In 2012, it was third verse, same as the first (and second). Once again, the Mets did well through the All-Star Break, and once again the post-All-Star Break blues brought the team down. New York never spent a single day below .500 before the break, but lost 11 of their first 12 games after the midsummer hiatus to dip below the .500 mark for the first time on July 22. It was only the third time in club annals that the team didn't go under the .500 mark for the first time until after the All-Star Break.
That brings us to the 2013 season. (It's about time!) The Mets played at or above the .500 mark for their first 20 games of the season before falling to 10-11 in Game No. 21, ending the team's chances at becoming only the fifth team in franchise history to go an entire year without experiencing a losing record at any point of the season. By falling under .500 on April 26, the 2013 Mets won't even become the fourth team to spend the entire first half of the season at or above .500 before falling under the mark in the second half.
It remains to be seen if the 2013 Mets will finish the year at or above .500, but if they're going to finish the year with a winning record for the first time since 2008, they can't fall too far under the break-even point. As you just saw, six of the seven Mets teams that made the postseason spent at least one day below .500 (the sole exception being the 2006 squad). But only the 1973 Mets were able to make the playoffs after spending time under the .500 mark after the All-Star Break.
In their 51 seasons of existence, the Mets have failed to make the playoffs 44 times. In 43 of those 44 seasons, they spent at least one day under .500 after the All-Star Break. There are still two and a half months left until this year's Midsummer Classic, but the Mets have already tasted the sub-.500 waters.

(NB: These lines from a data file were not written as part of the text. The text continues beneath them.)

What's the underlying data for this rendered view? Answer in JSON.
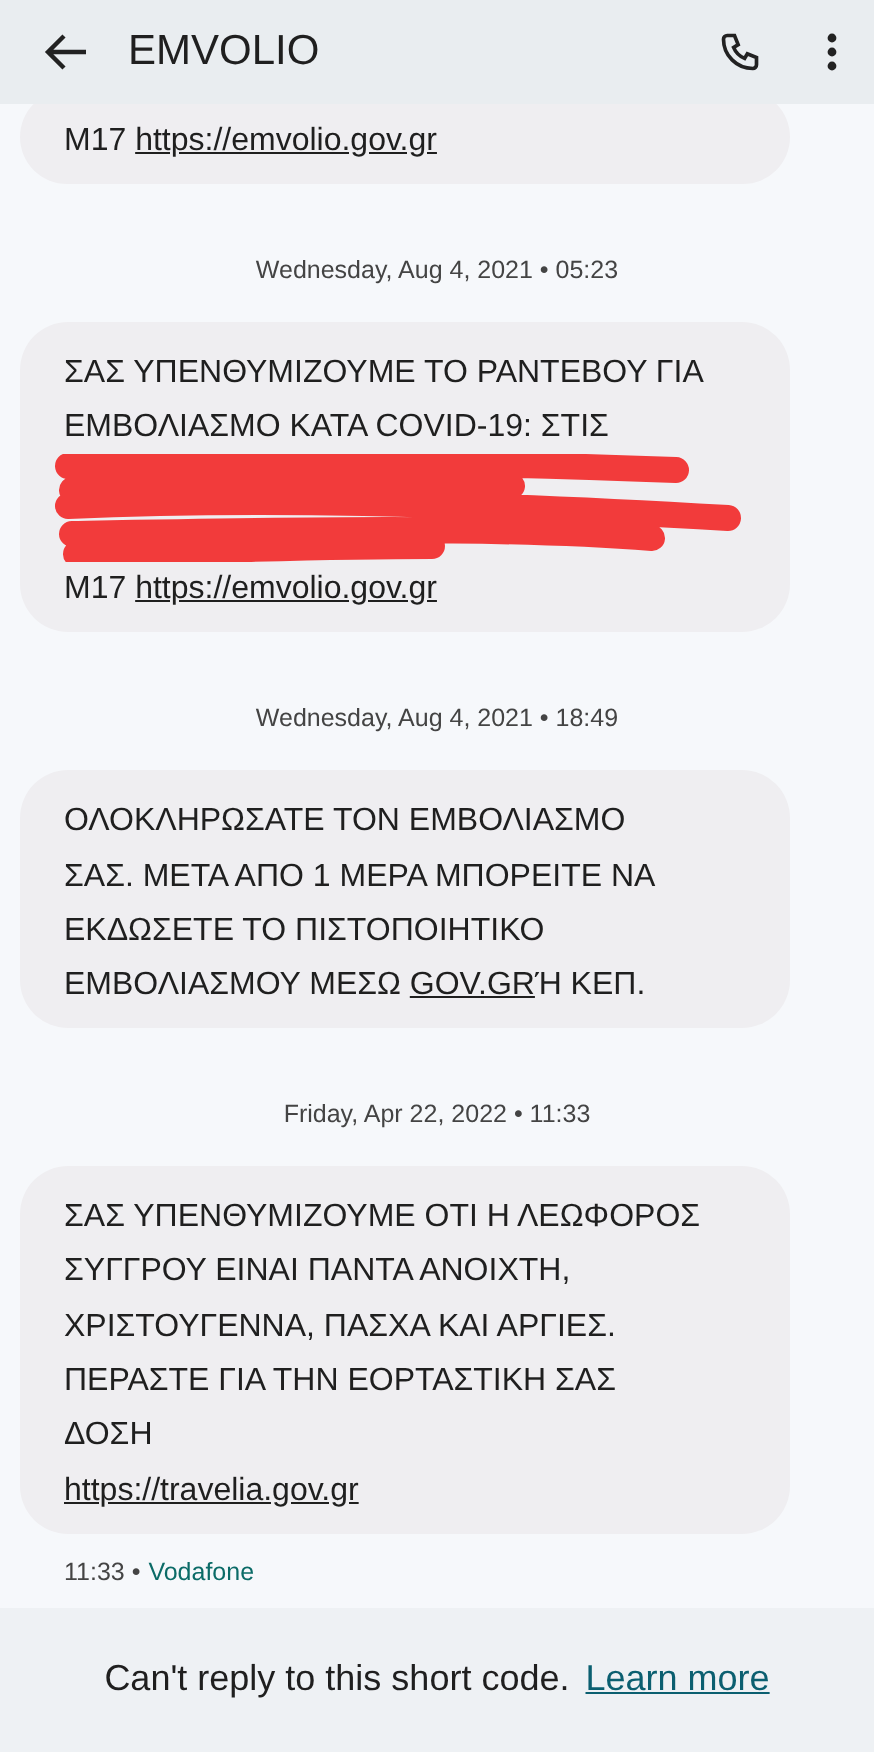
{
  "header": {
    "title": "EMVOLIO"
  },
  "messages": [
    {
      "segments": [
        {
          "kind": "text",
          "text": "M17 "
        },
        {
          "kind": "link",
          "text": "https://emvolio.gov.gr"
        }
      ]
    },
    {
      "date": "Wednesday, Aug 4, 2021 • 05:23",
      "segments": [
        {
          "kind": "text",
          "text": "ΣΑΣ ΥΠΕΝΘΥΜΙΖΟΥΜΕ ΤΟ ΡΑΝΤΕΒΟΥ ΓΙΑ\nΕΜΒΟΛΙΑΣΜΟ ΚΑΤΑ COVID-19: ΣΤΙΣ"
        },
        {
          "kind": "redaction"
        },
        {
          "kind": "text",
          "text": "M17 "
        },
        {
          "kind": "link",
          "text": "https://emvolio.gov.gr"
        }
      ]
    },
    {
      "date": "Wednesday, Aug 4, 2021 • 18:49",
      "segments": [
        {
          "kind": "text",
          "text": "ΟΛΟΚΛΗΡΩΣΑΤΕ ΤΟΝ ΕΜΒΟΛΙΑΣΜΟ\nΣΑΣ. ΜΕΤΑ ΑΠΟ 1 ΜΕΡΑ ΜΠΟΡΕΙΤΕ ΝΑ\nΕΚΔΩΣΕΤΕ ΤΟ ΠΙΣΤΟΠΟΙΗΤΙΚΟ\nΕΜΒΟΛΙΑΣΜΟΥ ΜΕΣΩ "
        },
        {
          "kind": "link",
          "text": "GOV.GR"
        },
        {
          "kind": "text",
          "text": "Ή ΚΕΠ."
        }
      ]
    },
    {
      "date": "Friday, Apr 22, 2022 • 11:33",
      "segments": [
        {
          "kind": "text",
          "text": "ΣΑΣ ΥΠΕΝΘΥΜΙΖΟΥΜΕ ΟΤΙ Η ΛΕΩΦΟΡΟΣ\nΣΥΓΓΡΟΥ ΕΙΝΑΙ ΠΑΝΤΑ ΑΝΟΙΧΤΗ,\nΧΡΙΣΤΟΥΓΕΝΝΑ, ΠΑΣΧΑ ΚΑΙ ΑΡΓΙΕΣ.\nΠΕΡΑΣΤΕ ΓΙΑ ΤΗΝ ΕΟΡΤΑΣΤΙΚΗ ΣΑΣ\nΔΟΣΗ\n"
        },
        {
          "kind": "link",
          "text": "https://travelia.gov.gr"
        }
      ],
      "time": "11:33 •",
      "carrier": "Vodafone"
    }
  ],
  "footer": {
    "text": "Can't reply to this short code.",
    "link": "Learn more"
  }
}
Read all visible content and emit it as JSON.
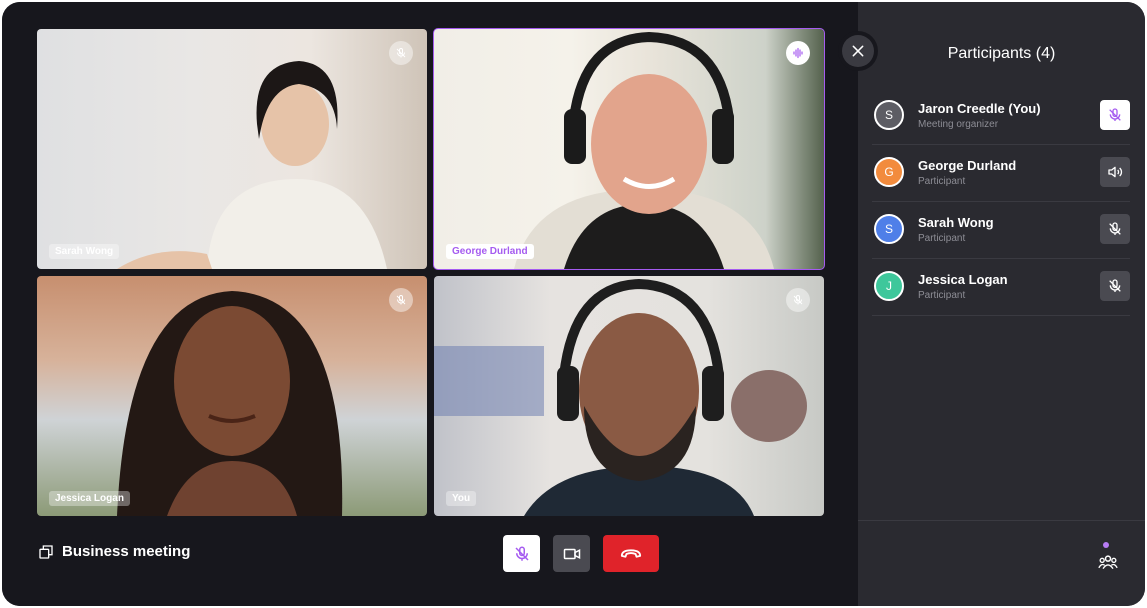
{
  "tiles": [
    {
      "name": "Sarah Wong",
      "mic": "muted",
      "active": false
    },
    {
      "name": "George Durland",
      "mic": "speaking",
      "active": true
    },
    {
      "name": "Jessica Logan",
      "mic": "muted",
      "active": false
    },
    {
      "name": "You",
      "mic": "muted",
      "active": false
    }
  ],
  "meeting": {
    "title": "Business meeting",
    "icon": "copy-icon"
  },
  "controls": {
    "mic": "mic-off-icon",
    "camera": "video-camera-icon",
    "end": "hang-up-icon"
  },
  "panel": {
    "title": "Participants (4)",
    "participants": [
      {
        "initial": "S",
        "name": "Jaron Creedle (You)",
        "role": "Meeting organizer",
        "avatar_color": "#5d5d64",
        "audio": "mic-off",
        "audio_active": true
      },
      {
        "initial": "G",
        "name": "George Durland",
        "role": "Participant",
        "avatar_color": "#f28b3d",
        "audio": "speaker",
        "audio_active": false
      },
      {
        "initial": "S",
        "name": "Sarah Wong",
        "role": "Participant",
        "avatar_color": "#4f7fe8",
        "audio": "mic-off",
        "audio_active": false
      },
      {
        "initial": "J",
        "name": "Jessica Logan",
        "role": "Participant",
        "avatar_color": "#3ec79b",
        "audio": "mic-off",
        "audio_active": false
      }
    ]
  },
  "colors": {
    "accent": "#a55bf0",
    "end_call": "#e0232a",
    "background": "#17171d",
    "panel": "#2a2a30"
  }
}
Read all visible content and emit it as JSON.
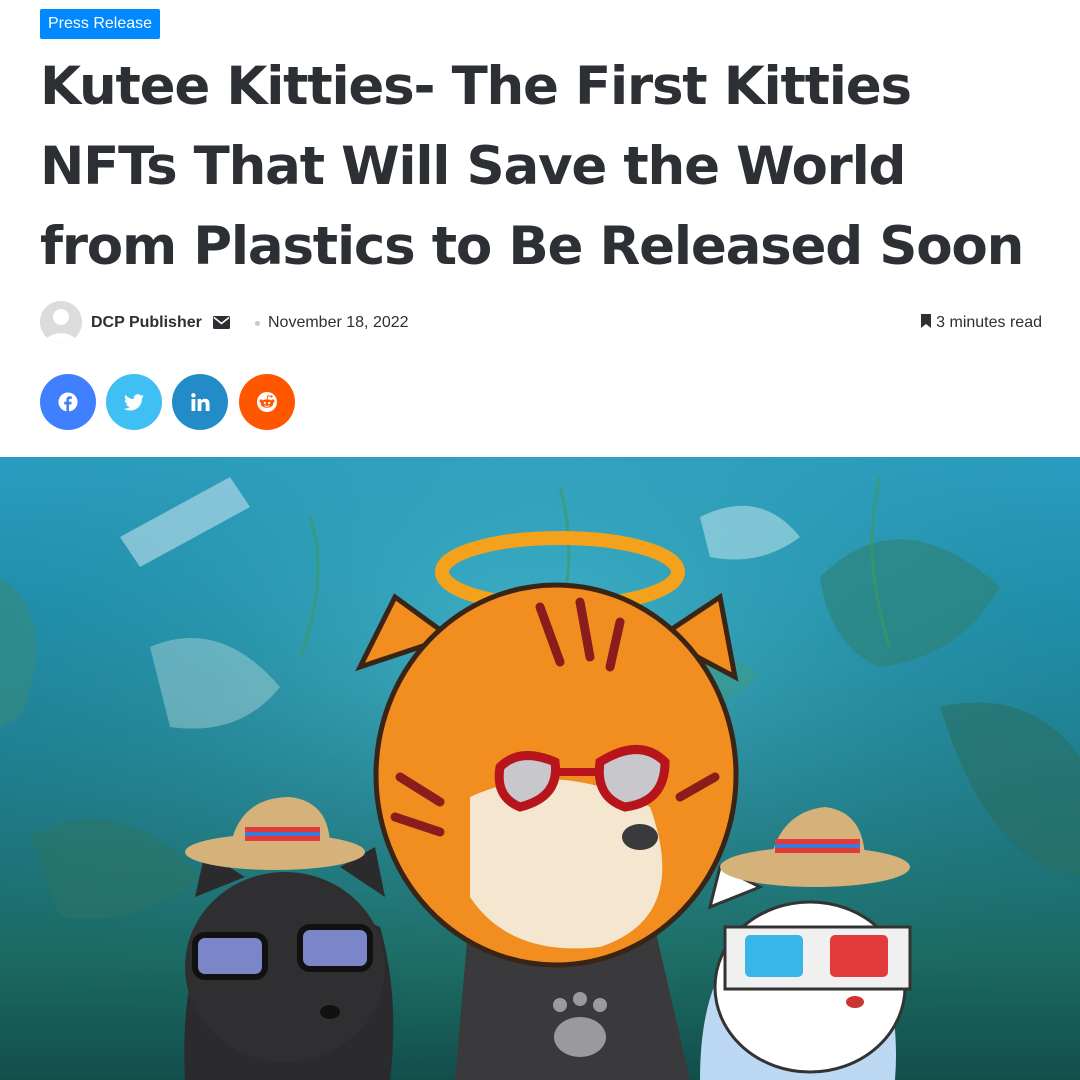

It's just their first time under the mark this year. Hopefully, it'll be their last. Otherwise, they'll have a tough time remembering what it was like to be a winning team.